__PROBLEM REQUIREMENTS__: Search the entries for the word "domain". Copy every line where it turns up.

*** PROVIDED DATA Section Begins ***

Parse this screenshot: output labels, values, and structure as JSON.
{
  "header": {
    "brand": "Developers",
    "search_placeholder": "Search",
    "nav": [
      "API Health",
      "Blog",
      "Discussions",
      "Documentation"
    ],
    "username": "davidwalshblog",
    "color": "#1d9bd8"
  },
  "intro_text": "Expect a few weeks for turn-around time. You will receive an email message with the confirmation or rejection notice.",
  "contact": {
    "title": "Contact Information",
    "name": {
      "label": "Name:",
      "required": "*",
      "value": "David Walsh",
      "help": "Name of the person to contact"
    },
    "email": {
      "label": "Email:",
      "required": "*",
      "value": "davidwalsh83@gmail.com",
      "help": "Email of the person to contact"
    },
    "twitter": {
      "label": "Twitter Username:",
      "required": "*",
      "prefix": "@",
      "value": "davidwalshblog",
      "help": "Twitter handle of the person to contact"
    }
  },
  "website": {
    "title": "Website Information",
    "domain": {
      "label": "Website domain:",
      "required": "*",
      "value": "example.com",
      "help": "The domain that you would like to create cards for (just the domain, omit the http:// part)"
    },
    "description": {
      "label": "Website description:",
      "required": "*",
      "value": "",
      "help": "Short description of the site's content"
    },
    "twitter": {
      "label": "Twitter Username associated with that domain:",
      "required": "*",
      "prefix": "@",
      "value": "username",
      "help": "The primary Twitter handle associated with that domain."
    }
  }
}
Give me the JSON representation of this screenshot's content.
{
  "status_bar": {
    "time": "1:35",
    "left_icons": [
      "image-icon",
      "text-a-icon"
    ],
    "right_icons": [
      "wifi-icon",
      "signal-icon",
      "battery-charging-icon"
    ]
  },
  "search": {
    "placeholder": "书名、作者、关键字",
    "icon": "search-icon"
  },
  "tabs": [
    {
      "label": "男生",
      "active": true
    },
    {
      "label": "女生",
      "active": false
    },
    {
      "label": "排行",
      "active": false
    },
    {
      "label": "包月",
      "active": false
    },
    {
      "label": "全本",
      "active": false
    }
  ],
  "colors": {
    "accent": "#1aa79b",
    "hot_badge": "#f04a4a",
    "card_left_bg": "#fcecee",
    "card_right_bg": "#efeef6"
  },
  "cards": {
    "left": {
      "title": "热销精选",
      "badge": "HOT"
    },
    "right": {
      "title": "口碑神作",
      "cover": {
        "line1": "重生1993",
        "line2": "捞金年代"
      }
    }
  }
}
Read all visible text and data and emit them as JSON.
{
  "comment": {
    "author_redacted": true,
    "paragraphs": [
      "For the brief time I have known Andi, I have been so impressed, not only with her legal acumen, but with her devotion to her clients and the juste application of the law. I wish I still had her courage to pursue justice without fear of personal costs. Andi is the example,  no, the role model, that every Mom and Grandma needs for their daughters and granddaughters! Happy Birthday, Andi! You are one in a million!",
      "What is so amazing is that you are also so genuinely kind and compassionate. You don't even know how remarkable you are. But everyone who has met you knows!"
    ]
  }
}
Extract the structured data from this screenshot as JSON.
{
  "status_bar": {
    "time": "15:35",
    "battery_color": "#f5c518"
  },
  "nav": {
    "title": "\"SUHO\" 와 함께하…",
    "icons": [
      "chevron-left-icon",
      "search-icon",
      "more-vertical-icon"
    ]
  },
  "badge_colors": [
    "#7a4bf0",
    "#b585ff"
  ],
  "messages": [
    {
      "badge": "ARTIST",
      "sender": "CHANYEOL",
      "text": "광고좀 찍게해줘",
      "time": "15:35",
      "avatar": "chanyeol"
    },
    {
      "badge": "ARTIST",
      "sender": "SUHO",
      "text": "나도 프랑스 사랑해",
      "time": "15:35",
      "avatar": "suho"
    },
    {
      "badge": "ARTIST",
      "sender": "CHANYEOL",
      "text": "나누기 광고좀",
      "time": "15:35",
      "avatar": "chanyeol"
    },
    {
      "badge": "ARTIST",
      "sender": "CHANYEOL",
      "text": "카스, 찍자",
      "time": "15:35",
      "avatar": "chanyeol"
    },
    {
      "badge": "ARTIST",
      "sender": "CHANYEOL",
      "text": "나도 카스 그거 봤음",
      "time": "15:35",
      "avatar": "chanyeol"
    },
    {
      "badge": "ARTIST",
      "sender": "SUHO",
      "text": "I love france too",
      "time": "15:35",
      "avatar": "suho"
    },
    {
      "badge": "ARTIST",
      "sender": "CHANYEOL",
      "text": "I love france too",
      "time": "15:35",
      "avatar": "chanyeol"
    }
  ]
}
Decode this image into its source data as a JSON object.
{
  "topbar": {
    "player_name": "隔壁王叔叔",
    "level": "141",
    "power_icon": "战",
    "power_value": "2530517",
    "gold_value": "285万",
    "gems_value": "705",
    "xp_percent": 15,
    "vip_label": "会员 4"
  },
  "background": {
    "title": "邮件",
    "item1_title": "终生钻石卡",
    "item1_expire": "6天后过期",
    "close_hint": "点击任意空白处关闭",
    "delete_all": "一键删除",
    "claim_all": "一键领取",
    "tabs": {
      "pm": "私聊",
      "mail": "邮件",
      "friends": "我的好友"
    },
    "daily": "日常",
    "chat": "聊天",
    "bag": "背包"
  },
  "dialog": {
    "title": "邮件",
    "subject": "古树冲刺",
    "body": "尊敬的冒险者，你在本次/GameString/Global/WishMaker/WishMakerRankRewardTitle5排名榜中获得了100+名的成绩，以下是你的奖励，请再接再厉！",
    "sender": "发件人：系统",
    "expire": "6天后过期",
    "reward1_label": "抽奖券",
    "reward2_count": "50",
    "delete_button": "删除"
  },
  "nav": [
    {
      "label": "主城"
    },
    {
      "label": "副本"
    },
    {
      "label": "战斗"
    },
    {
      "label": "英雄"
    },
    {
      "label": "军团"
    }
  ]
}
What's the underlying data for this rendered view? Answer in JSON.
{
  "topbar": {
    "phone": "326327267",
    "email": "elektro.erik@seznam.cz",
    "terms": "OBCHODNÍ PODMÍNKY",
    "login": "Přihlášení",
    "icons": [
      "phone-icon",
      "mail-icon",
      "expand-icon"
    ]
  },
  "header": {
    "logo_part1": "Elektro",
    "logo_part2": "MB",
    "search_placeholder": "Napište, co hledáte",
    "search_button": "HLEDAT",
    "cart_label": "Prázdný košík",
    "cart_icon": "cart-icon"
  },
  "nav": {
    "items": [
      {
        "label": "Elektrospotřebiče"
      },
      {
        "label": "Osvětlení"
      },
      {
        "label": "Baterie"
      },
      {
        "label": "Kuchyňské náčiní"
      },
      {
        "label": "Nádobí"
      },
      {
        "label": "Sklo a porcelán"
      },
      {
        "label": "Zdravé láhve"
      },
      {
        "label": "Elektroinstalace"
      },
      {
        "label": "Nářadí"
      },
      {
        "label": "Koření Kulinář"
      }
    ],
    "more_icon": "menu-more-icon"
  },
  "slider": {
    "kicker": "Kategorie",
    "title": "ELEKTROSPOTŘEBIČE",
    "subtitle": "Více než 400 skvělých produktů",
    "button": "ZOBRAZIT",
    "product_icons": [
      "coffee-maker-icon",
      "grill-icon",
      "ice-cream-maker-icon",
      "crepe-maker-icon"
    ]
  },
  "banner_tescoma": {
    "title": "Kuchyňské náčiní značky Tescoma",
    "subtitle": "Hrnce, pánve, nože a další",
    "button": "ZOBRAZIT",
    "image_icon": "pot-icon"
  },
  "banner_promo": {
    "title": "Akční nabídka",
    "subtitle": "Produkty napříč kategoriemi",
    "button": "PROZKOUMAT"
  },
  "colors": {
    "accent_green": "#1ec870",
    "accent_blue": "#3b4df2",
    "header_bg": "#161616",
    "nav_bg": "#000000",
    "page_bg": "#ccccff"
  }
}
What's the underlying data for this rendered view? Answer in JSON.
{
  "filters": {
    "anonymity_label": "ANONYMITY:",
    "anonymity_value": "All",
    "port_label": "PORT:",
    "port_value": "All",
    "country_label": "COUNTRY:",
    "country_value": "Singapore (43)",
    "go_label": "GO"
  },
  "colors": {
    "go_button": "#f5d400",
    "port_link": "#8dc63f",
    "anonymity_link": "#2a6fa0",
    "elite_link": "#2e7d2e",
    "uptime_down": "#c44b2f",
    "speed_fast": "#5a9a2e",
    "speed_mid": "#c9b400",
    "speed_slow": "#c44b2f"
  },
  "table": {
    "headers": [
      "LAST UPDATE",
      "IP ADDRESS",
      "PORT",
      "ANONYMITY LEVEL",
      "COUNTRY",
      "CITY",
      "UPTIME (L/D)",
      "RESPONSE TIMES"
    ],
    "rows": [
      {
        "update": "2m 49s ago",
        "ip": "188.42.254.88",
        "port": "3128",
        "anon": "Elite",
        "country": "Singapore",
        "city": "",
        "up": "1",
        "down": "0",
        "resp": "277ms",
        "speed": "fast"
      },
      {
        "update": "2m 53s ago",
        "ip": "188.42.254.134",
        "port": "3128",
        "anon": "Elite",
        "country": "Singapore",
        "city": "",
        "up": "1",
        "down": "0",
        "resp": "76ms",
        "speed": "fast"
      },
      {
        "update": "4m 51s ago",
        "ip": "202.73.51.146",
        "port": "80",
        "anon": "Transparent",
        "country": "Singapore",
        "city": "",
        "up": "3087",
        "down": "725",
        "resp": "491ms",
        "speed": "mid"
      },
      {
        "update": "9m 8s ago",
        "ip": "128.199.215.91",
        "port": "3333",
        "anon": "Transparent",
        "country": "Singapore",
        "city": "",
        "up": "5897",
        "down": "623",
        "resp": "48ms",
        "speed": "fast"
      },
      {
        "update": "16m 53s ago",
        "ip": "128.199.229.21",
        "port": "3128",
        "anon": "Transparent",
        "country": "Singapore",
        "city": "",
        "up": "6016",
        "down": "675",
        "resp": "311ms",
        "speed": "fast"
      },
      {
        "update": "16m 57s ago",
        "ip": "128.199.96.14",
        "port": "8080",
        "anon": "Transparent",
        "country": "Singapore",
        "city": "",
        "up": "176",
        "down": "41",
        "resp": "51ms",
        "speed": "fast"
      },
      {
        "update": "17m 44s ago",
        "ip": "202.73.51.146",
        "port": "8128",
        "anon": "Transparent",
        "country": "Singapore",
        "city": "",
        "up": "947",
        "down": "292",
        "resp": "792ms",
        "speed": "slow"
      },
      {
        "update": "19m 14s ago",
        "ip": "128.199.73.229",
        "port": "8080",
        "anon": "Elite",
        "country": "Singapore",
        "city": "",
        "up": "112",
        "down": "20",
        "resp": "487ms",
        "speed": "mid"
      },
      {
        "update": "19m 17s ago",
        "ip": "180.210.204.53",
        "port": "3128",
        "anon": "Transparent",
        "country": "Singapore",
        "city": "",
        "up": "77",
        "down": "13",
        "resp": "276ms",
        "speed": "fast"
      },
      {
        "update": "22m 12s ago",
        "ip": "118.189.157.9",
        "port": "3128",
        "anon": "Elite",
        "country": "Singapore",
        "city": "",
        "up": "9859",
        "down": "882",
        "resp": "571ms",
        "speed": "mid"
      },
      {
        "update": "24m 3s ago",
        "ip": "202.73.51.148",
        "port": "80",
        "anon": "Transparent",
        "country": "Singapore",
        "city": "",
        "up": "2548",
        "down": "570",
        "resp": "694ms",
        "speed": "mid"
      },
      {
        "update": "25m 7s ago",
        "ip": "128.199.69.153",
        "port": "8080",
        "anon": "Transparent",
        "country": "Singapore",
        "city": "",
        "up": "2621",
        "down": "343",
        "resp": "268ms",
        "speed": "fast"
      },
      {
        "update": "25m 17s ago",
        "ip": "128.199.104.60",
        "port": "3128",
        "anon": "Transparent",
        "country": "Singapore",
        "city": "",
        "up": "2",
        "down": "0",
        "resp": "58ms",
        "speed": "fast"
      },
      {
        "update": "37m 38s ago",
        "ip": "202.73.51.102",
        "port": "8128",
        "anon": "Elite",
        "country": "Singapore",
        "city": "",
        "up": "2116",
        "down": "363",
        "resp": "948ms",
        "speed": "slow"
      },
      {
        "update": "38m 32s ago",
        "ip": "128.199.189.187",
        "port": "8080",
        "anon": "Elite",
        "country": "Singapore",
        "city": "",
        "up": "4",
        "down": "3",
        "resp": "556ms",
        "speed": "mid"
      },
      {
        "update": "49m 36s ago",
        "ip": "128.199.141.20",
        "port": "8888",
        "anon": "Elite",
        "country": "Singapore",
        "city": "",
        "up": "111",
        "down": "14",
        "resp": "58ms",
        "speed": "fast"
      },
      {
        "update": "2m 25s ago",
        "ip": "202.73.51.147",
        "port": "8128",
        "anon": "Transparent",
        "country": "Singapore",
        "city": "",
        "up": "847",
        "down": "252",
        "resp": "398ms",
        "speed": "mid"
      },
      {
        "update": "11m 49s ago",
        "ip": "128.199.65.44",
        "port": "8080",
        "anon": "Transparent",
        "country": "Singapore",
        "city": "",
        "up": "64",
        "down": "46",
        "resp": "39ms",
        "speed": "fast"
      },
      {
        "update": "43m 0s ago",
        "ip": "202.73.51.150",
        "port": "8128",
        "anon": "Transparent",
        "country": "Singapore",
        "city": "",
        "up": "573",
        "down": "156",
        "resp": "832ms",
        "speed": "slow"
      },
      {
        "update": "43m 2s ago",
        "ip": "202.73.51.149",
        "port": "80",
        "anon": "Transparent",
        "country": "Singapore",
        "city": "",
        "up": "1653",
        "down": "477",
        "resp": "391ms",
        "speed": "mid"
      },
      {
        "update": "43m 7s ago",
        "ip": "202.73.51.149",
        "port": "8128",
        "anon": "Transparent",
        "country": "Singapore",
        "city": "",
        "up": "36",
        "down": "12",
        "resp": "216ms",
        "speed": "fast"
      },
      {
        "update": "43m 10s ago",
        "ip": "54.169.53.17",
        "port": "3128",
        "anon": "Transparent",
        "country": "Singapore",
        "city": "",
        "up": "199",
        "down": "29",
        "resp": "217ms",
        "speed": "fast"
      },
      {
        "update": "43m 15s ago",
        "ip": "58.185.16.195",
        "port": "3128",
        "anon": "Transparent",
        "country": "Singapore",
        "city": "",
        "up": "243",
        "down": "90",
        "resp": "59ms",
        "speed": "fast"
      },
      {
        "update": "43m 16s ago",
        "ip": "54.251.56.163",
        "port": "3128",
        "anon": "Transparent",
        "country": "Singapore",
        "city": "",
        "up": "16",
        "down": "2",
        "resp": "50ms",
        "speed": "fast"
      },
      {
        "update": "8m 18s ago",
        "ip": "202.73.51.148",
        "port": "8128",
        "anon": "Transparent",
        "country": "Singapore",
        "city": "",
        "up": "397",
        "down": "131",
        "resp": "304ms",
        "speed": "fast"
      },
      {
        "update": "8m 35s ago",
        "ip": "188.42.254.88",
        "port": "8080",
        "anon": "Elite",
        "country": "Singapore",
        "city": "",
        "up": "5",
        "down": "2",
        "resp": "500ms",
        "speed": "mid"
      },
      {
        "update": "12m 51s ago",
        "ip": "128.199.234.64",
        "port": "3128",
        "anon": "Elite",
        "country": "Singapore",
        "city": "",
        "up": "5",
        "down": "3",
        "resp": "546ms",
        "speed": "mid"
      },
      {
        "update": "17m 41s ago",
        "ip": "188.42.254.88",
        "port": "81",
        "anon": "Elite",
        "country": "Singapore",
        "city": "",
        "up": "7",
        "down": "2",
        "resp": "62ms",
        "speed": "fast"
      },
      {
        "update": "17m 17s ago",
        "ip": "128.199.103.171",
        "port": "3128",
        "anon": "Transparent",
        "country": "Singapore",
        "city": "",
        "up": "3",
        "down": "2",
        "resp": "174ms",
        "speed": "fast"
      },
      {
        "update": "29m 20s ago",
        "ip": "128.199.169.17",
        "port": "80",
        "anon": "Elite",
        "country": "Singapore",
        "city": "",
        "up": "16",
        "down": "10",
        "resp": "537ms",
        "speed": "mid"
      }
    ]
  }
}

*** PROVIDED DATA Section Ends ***

__REPLY__:
    "domain": {
      "label": "Website domain:",
      "help": "The domain that you would like to create cards for (just the domain, omit the http:// part)"
      "label": "Twitter Username associated with that domain:",
      "help": "The primary Twitter handle associated with that domain."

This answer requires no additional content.